An exact copy of every entry is required, without the pictures.

§

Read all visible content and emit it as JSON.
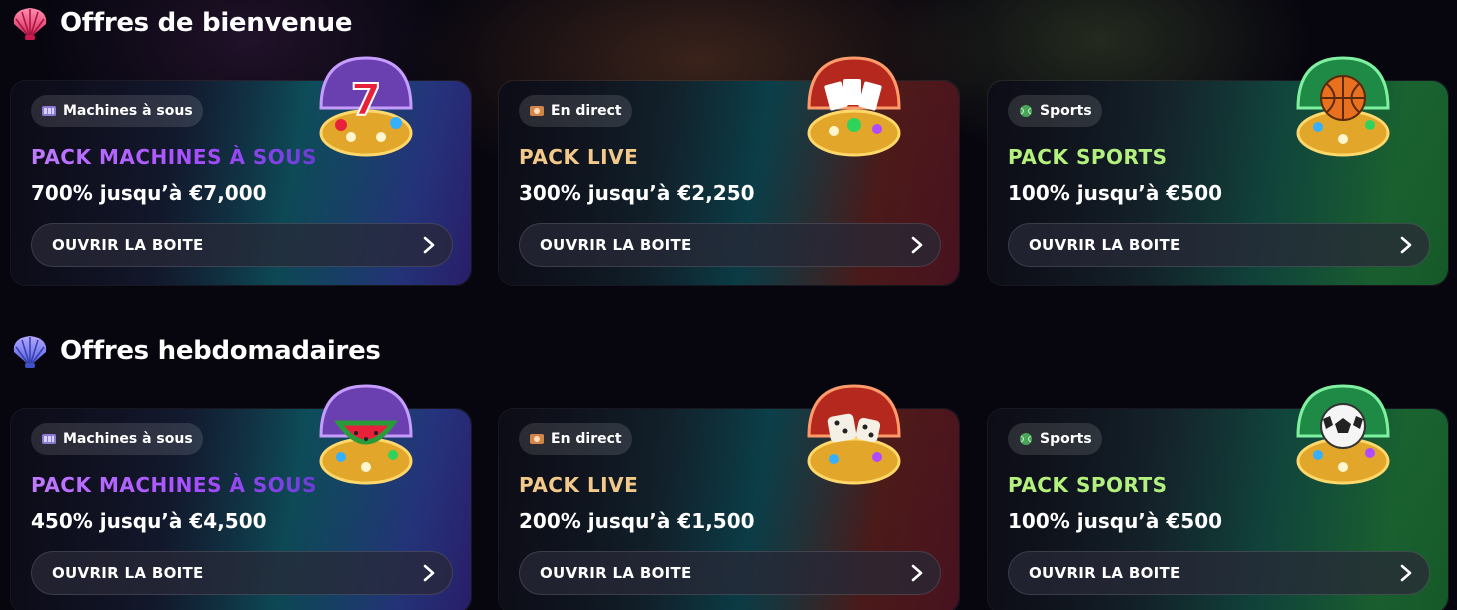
{
  "sections": [
    {
      "title": "Offres de bienvenue",
      "icon": "pink-shell-icon",
      "cards": [
        {
          "category": "Machines à sous",
          "category_icon": "slot-machine-icon",
          "pack": "PACK MACHINES À SOUS",
          "offer": "700% jusqu’à €7,000",
          "button": "OUVRIR LA BOITE",
          "art": "lucky-seven-chest"
        },
        {
          "category": "En direct",
          "category_icon": "live-ticket-icon",
          "pack": "PACK LIVE",
          "offer": "300% jusqu’à €2,250",
          "button": "OUVRIR LA BOITE",
          "art": "playing-cards-chest"
        },
        {
          "category": "Sports",
          "category_icon": "tennis-ball-icon",
          "pack": "PACK SPORTS",
          "offer": "100% jusqu’à €500",
          "button": "OUVRIR LA BOITE",
          "art": "basketball-chest"
        }
      ]
    },
    {
      "title": "Offres hebdomadaires",
      "icon": "blue-shell-icon",
      "cards": [
        {
          "category": "Machines à sous",
          "category_icon": "slot-machine-icon",
          "pack": "PACK MACHINES À SOUS",
          "offer": "450% jusqu’à €4,500",
          "button": "OUVRIR LA BOITE",
          "art": "watermelon-chest"
        },
        {
          "category": "En direct",
          "category_icon": "live-ticket-icon",
          "pack": "PACK LIVE",
          "offer": "200% jusqu’à €1,500",
          "button": "OUVRIR LA BOITE",
          "art": "dice-chest"
        },
        {
          "category": "Sports",
          "category_icon": "tennis-ball-icon",
          "pack": "PACK SPORTS",
          "offer": "100% jusqu’à €500",
          "button": "OUVRIR LA BOITE",
          "art": "soccer-ball-chest"
        }
      ]
    }
  ],
  "colors": {
    "slots_title": "#a64dff",
    "live_title": "#f2c98a",
    "sports_title": "#b4f07e",
    "background": "#07060f"
  }
}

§

## REPLY
Read all visible content and emit it as JSON.
{
  "sections": [
    {
      "title": "Offres de bienvenue",
      "icon": "pink-shell-icon",
      "cards": [
        {
          "category": "Machines à sous",
          "category_icon": "slot-machine-icon",
          "pack": "PACK MACHINES À SOUS",
          "offer": "700% jusqu’à €7,000",
          "button": "OUVRIR LA BOITE",
          "art": "lucky-seven-chest"
        },
        {
          "category": "En direct",
          "category_icon": "live-ticket-icon",
          "pack": "PACK LIVE",
          "offer": "300% jusqu’à €2,250",
          "button": "OUVRIR LA BOITE",
          "art": "playing-cards-chest"
        },
        {
          "category": "Sports",
          "category_icon": "tennis-ball-icon",
          "pack": "PACK SPORTS",
          "offer": "100% jusqu’à €500",
          "button": "OUVRIR LA BOITE",
          "art": "basketball-chest"
        }
      ]
    },
    {
      "title": "Offres hebdomadaires",
      "icon": "blue-shell-icon",
      "cards": [
        {
          "category": "Machines à sous",
          "category_icon": "slot-machine-icon",
          "pack": "PACK MACHINES À SOUS",
          "offer": "450% jusqu’à €4,500",
          "button": "OUVRIR LA BOITE",
          "art": "watermelon-chest"
        },
        {
          "category": "En direct",
          "category_icon": "live-ticket-icon",
          "pack": "PACK LIVE",
          "offer": "200% jusqu’à €1,500",
          "button": "OUVRIR LA BOITE",
          "art": "dice-chest"
        },
        {
          "category": "Sports",
          "category_icon": "tennis-ball-icon",
          "pack": "PACK SPORTS",
          "offer": "100% jusqu’à €500",
          "button": "OUVRIR LA BOITE",
          "art": "soccer-ball-chest"
        }
      ]
    }
  ],
  "colors": {
    "slots_title": "#a64dff",
    "live_title": "#f2c98a",
    "sports_title": "#b4f07e",
    "background": "#07060f"
  }
}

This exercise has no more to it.